Commenced in January 2007
Frequency: Monthly
Edition: International
Paper Count: 1

rural sustainability Related Abstracts

1 Reassembling a Fragmented Border Landscape at Crossroads: Indigenous Rights, Rural Sustainability, Regional Integration and Post-Colonial Justice in Hong Kong

Authors: Chiu-Yin Leung

Abstract:

This research investigates a complex assemblage among indigenous identities, socio-political organization and national apparatus in the border landscape of post-colonial Hong Kong. This former British colony had designated a transient mode of governance in its New Territories and particularly the northernmost borderland in 1951-2012. With a discriminated system of land provisions for the indigenous villagers, the place has been inherited with distinctive village-based culture, historic monuments and agrarian practices until its sovereignty return into the People’s Republic of China. In its latest development imperatives by the national strategic planning, the frontier area of Hong Kong has been identified as a strategy site for regional economic integration in South China, with cross-border projects of innovation and technology zones, mega-transport infrastructure and inter-jurisdictional arrangement. Contemporary literature theorizes borders as the material and discursive production of territoriality, which manifest in state apparatus and the daily lives of its citizens and condense in the contested articulations of power, security and citizenship. Drawing on the concept of assemblage, this paper attempts to tract how the border regime and infrastructure in Hong Kong as a city are deeply ingrained in the everyday lived spaces of the local communities but also the changing urban and regional strategies across different longitudinal moments. Through an intensive ethnographic fieldwork among the borderland villages since 2008 and the extensive analysis of colonial archives, new development plans and spatial planning frameworks, the author navigates the genealogy of the border landscape in Ta Kwu Ling frontier area and its implications as the milieu for new state space, covering heterogeneous fields particularly in indigenous rights, heritage preservation, rural sustainability and regional economy. Empirical evidence suggests an apparent bias towards indigenous power and colonial representation in classifying landscape values and conserving historical monuments. Squatter and farm tenants are often deprived of property rights, statutory participation and livelihood option in the planning process. The postcolonial bureaucracies have great difficulties in mobilizing resources to catch up with the swift, political-first approach of the mainland counterparts. Meanwhile, the cultural heritage, lineage network and memory landscape are not protected altogether with any holistic view or collaborative effort across the border. The enactment of land resumption and compensation scheme is furthermore disturbed by lineage-based customary law, technocratic bureaucracy, intra-community conflicts and multi-scalar political mobilization. As many traces of colonial misfortune and tyranny have been whitewashed without proper management, the author argues that postcolonial justice is yet reconciled in this fragmented border landscape. The assemblage of border in mainstream representation has tended to oversimplify local struggles as a collective mist and setup a wider production of schizophrenia experiences in the discussion of further economic integration among Hong Kong and other mainland cities in the Pearl River Delta Region. The research is expected to shed new light on the theorizing of border regions and postcolonialism beyond Eurocentric perspectives. In reassembling the borderland experiences with other arrays in state governance, village organization and indigenous identities, the author also suggests an alternative epistemology in reconciling socio-spatial differences and opening up imaginaries for positive interventions.

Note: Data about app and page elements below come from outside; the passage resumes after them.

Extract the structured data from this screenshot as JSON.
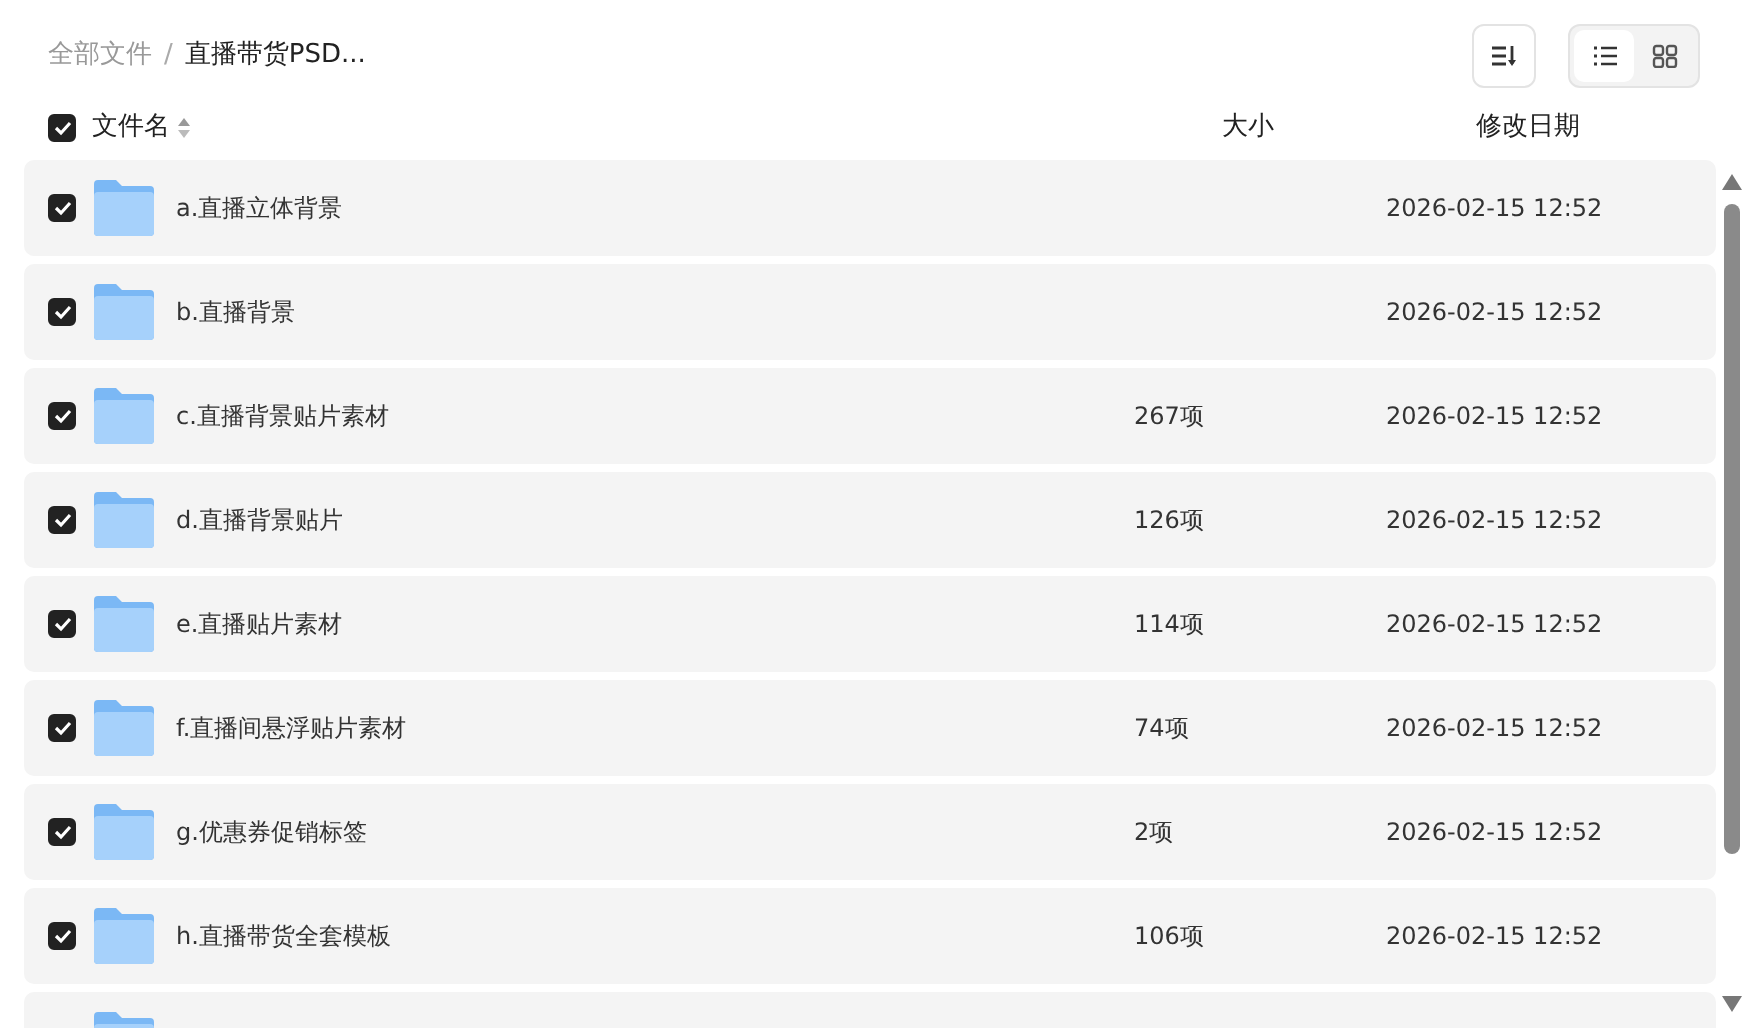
{
  "breadcrumb_separator": "/",
  "breadcrumb": [
    {
      "label": "全部文件",
      "current": false
    },
    {
      "label": "直播带货PSD...",
      "current": true
    }
  ],
  "view_modes": [
    {
      "kind": "list",
      "selected": true
    },
    {
      "kind": "grid",
      "selected": false
    }
  ],
  "header": {
    "checked": true,
    "name": "文件名",
    "size": "大小",
    "date": "修改日期"
  },
  "rows": [
    {
      "checked": true,
      "name": "a.直播立体背景",
      "date": "2026-02-15 12:52"
    },
    {
      "checked": true,
      "name": "b.直播背景",
      "date": "2026-02-15 12:52"
    },
    {
      "checked": true,
      "name": "c.直播背景贴片素材",
      "size": "267项",
      "date": "2026-02-15 12:52"
    },
    {
      "checked": true,
      "name": "d.直播背景贴片",
      "size": "126项",
      "date": "2026-02-15 12:52"
    },
    {
      "checked": true,
      "name": "e.直播贴片素材",
      "size": "114项",
      "date": "2026-02-15 12:52"
    },
    {
      "checked": true,
      "name": "f.直播间悬浮贴片素材",
      "size": "74项",
      "date": "2026-02-15 12:52"
    },
    {
      "checked": true,
      "name": "g.优惠券促销标签",
      "size": "2项",
      "date": "2026-02-15 12:52"
    },
    {
      "checked": true,
      "name": "h.直播带货全套模板",
      "size": "106项",
      "date": "2026-02-15 12:52"
    },
    {
      "kind": "partial"
    }
  ]
}
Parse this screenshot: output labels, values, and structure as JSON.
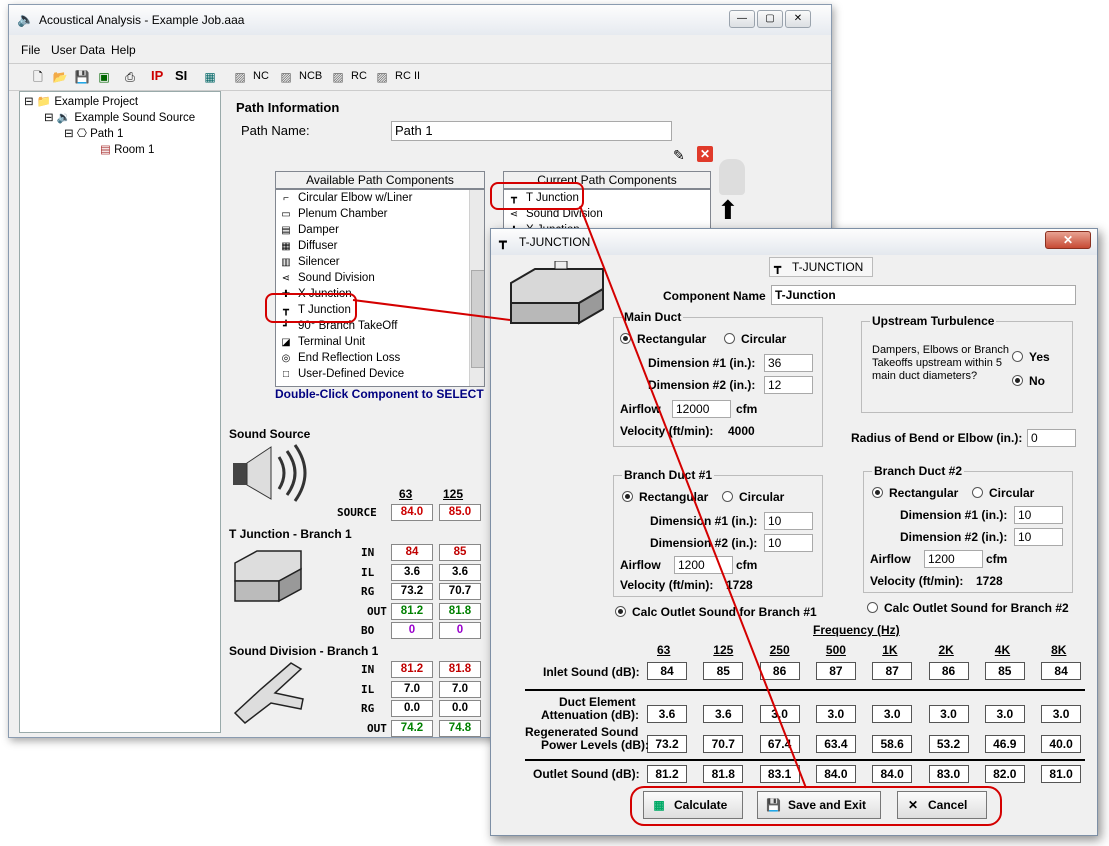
{
  "main_window": {
    "title": "Acoustical Analysis - Example Job.aaa",
    "menu": [
      "File",
      "User Data",
      "Help"
    ],
    "toolbar_labels": {
      "ip": "IP",
      "si": "SI",
      "nc": "NC",
      "ncb": "NCB",
      "rc": "RC",
      "rc2": "RC II"
    },
    "tree": {
      "project": "Example Project",
      "source": "Example Sound Source",
      "path": "Path 1",
      "room": "Room 1"
    },
    "path_info": {
      "heading": "Path Information",
      "name_label": "Path Name:",
      "name_value": "Path 1",
      "available_header": "Available Path Components",
      "current_header": "Current Path Components",
      "available": [
        {
          "label": "Circular Elbow w/Liner",
          "icon": "elbow-liner-icon",
          "glyph": "⌐"
        },
        {
          "label": "Plenum Chamber",
          "icon": "plenum-icon",
          "glyph": "▭"
        },
        {
          "label": "Damper",
          "icon": "damper-icon",
          "glyph": "▤"
        },
        {
          "label": "Diffuser",
          "icon": "diffuser-icon",
          "glyph": "▦"
        },
        {
          "label": "Silencer",
          "icon": "silencer-icon",
          "glyph": "▥"
        },
        {
          "label": "Sound Division",
          "icon": "sound-division-icon",
          "glyph": "⋖"
        },
        {
          "label": "X Junction",
          "icon": "x-junction-icon",
          "glyph": "✚"
        },
        {
          "label": "T Junction",
          "icon": "t-junction-icon",
          "glyph": "┳"
        },
        {
          "label": "90° Branch TakeOff",
          "icon": "branch-takeoff-icon",
          "glyph": "┛"
        },
        {
          "label": "Terminal Unit",
          "icon": "terminal-unit-icon",
          "glyph": "◪"
        },
        {
          "label": "End Reflection Loss",
          "icon": "end-reflection-icon",
          "glyph": "◎"
        },
        {
          "label": "User-Defined Device",
          "icon": "user-device-icon",
          "glyph": "□"
        }
      ],
      "current": [
        {
          "label": "T Junction",
          "icon": "t-junction-icon",
          "glyph": "┳"
        },
        {
          "label": "Sound Division",
          "icon": "sound-division-icon",
          "glyph": "⋖"
        },
        {
          "label": "X Junction",
          "icon": "x-junction-icon",
          "glyph": "✚"
        }
      ],
      "hint": "Double-Click Component to SELECT"
    },
    "sound_source": {
      "heading": "Sound Source",
      "freqs": [
        "63",
        "125"
      ],
      "source_label": "SOURCE",
      "source_values": [
        "84.0",
        "85.0"
      ]
    },
    "t_branch": {
      "heading": "T Junction - Branch 1",
      "rows": [
        {
          "label": "IN",
          "values": [
            "84",
            "85"
          ],
          "color": "#c00000"
        },
        {
          "label": "IL",
          "values": [
            "3.6",
            "3.6"
          ],
          "color": "#000000"
        },
        {
          "label": "RG",
          "values": [
            "73.2",
            "70.7"
          ],
          "color": "#000000"
        },
        {
          "label": "OUT",
          "values": [
            "81.2",
            "81.8"
          ],
          "color": "#008000"
        },
        {
          "label": "BO",
          "values": [
            "0",
            "0"
          ],
          "color": "#9900cc"
        }
      ]
    },
    "sd_branch": {
      "heading": "Sound Division - Branch 1",
      "rows": [
        {
          "label": "IN",
          "values": [
            "81.2",
            "81.8"
          ],
          "color": "#c00000"
        },
        {
          "label": "IL",
          "values": [
            "7.0",
            "7.0"
          ],
          "color": "#000000"
        },
        {
          "label": "RG",
          "values": [
            "0.0",
            "0.0"
          ],
          "color": "#000000"
        },
        {
          "label": "OUT",
          "values": [
            "74.2",
            "74.8"
          ],
          "color": "#008000"
        }
      ]
    }
  },
  "dialog": {
    "title": "T-JUNCTION",
    "tab": "T-JUNCTION",
    "component_name_label": "Component Name",
    "component_name_value": "T-Junction",
    "main_duct": {
      "title": "Main Duct",
      "rect": "Rectangular",
      "circ": "Circular",
      "dim1_label": "Dimension #1 (in.):",
      "dim1": "36",
      "dim2_label": "Dimension #2 (in.):",
      "dim2": "12",
      "airflow_label": "Airflow",
      "airflow": "12000",
      "cfm": "cfm",
      "velocity_label": "Velocity (ft/min):",
      "velocity": "4000"
    },
    "upstream": {
      "title": "Upstream Turbulence",
      "text": "Dampers, Elbows or Branch Takeoffs upstream within 5 main duct diameters?",
      "yes": "Yes",
      "no": "No"
    },
    "radius_label": "Radius of Bend or Elbow (in.):",
    "radius_value": "0",
    "branch1": {
      "title": "Branch Duct #1",
      "rect": "Rectangular",
      "circ": "Circular",
      "dim1_label": "Dimension #1 (in.):",
      "dim1": "10",
      "dim2_label": "Dimension #2 (in.):",
      "dim2": "10",
      "airflow_label": "Airflow",
      "airflow": "1200",
      "cfm": "cfm",
      "velocity_label": "Velocity (ft/min):",
      "velocity": "1728",
      "calc_label": "Calc Outlet Sound for Branch #1"
    },
    "branch2": {
      "title": "Branch Duct #2",
      "rect": "Rectangular",
      "circ": "Circular",
      "dim1_label": "Dimension #1 (in.):",
      "dim1": "10",
      "dim2_label": "Dimension #2 (in.):",
      "dim2": "10",
      "airflow_label": "Airflow",
      "airflow": "1200",
      "cfm": "cfm",
      "velocity_label": "Velocity (ft/min):",
      "velocity": "1728",
      "calc_label": "Calc Outlet Sound for Branch #2"
    },
    "frequency_label": "Frequency (Hz)",
    "freqs": [
      "63",
      "125",
      "250",
      "500",
      "1K",
      "2K",
      "4K",
      "8K"
    ],
    "inlet_label": "Inlet Sound (dB):",
    "inlet": [
      "84",
      "85",
      "86",
      "87",
      "87",
      "86",
      "85",
      "84"
    ],
    "atten_label_1": "Duct Element",
    "atten_label_2": "Attenuation (dB):",
    "atten": [
      "3.6",
      "3.6",
      "3.0",
      "3.0",
      "3.0",
      "3.0",
      "3.0",
      "3.0"
    ],
    "regen_label_1": "Regenerated Sound",
    "regen_label_2": "Power Levels (dB):",
    "regen": [
      "73.2",
      "70.7",
      "67.4",
      "63.4",
      "58.6",
      "53.2",
      "46.9",
      "40.0"
    ],
    "outlet_label": "Outlet Sound (dB):",
    "outlet": [
      "81.2",
      "81.8",
      "83.1",
      "84.0",
      "84.0",
      "83.0",
      "82.0",
      "81.0"
    ],
    "buttons": {
      "calculate": "Calculate",
      "save": "Save and Exit",
      "cancel": "Cancel"
    }
  },
  "colors": {
    "highlight": "#d40000",
    "hint": "#000080"
  }
}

Keywords: Regional Development, Heritage Conservation, Indigenous Communities, post-colonial borderland, rural sustainability

Procedia PDF Downloads 87